Big Bend, I’ve always planned to go there. It’s something I dreamed of, thought about, considered but never made happen. Last week, I arrived at the long anticipated Big Bend National Park. Before my departure to the desert, a friend of mine said, “Way to make things happen!” Dreaming, considering, thinking about things is not the same as making it happen. “It” only happens as a result of action.
Even after a long drive and unloading at an airbnb in a nearby town, eighty miles separated us from the park. In the park, our winding road rose over two thousand feet above the desert floor. After an hour of driving through the park and a series of hairpin turns, we arrived at the trail head. In life, even after it feels like you should be there, a long series of actions are still required in order to arrive. It’s easy to get discouraged by the long list of things that need to be done before we can even get started on something.
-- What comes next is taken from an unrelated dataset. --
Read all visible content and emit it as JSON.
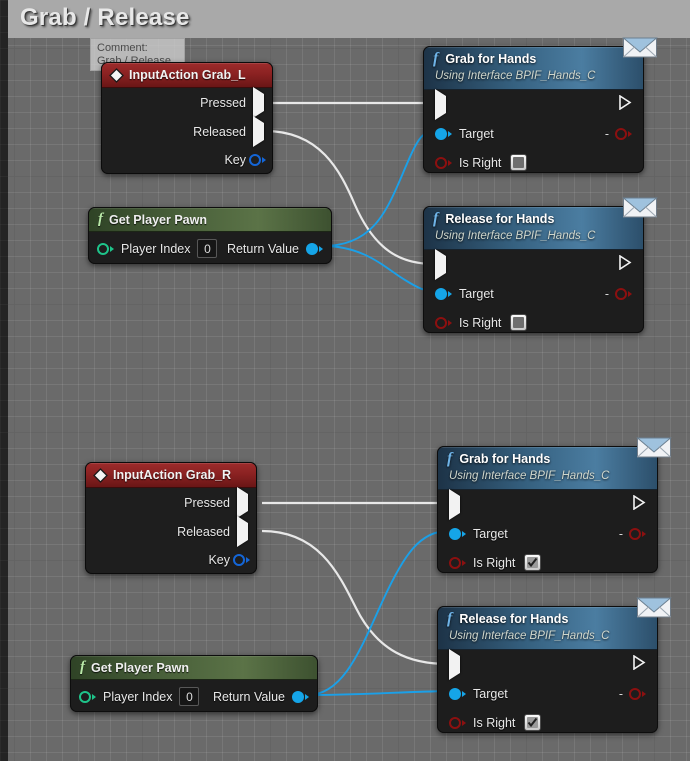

I was giddy with excitement as we started down into the Chisos Basin. A wise choice to start on a trail that is going down, leaving the uphill climb for later. The drive through the Chisos Basin is breathtaking, but walking it is an up close and personal experience unlike any other. Seeing the lines and patterns on the erosion formed peaks and watching the critters scamper across the trail leaves you awestruck. The trail down was taken at break-neck speed, all the time passing those coming back up. Their faces red, breathing shallow and pace slowed to a crawl. Still we persist. After some weaving and climbing, we arrive at the Window. At first glance, it’s stunning. Then you move a little closer and words escape you — only moans and groans pass through your lips. The views of the vista peaks cannot be captured in photo or words. The realization that I’m standing in a place were less than .000002% of the world have stood this year, overwhelms me. It’s hair-raising and heart stopping to take the road less traveled.
Once you get to the window, there is no alternative but to climb back out. One women going up said “I’m a wimp!” Another said, “It’s so hard.” Some used trekking poles and others stopped often. Certainly, I took a completely different pace on the way up, than I did on the way down. In life even after “it” happens, there is hard work to be done. To stay the course, it’s important to remember: this is worth it. Making “it” happen wasn’t easy but so worth it. Going all the way to the end of the road can take you to a splendid place, few experience.
Let’s go make things happen!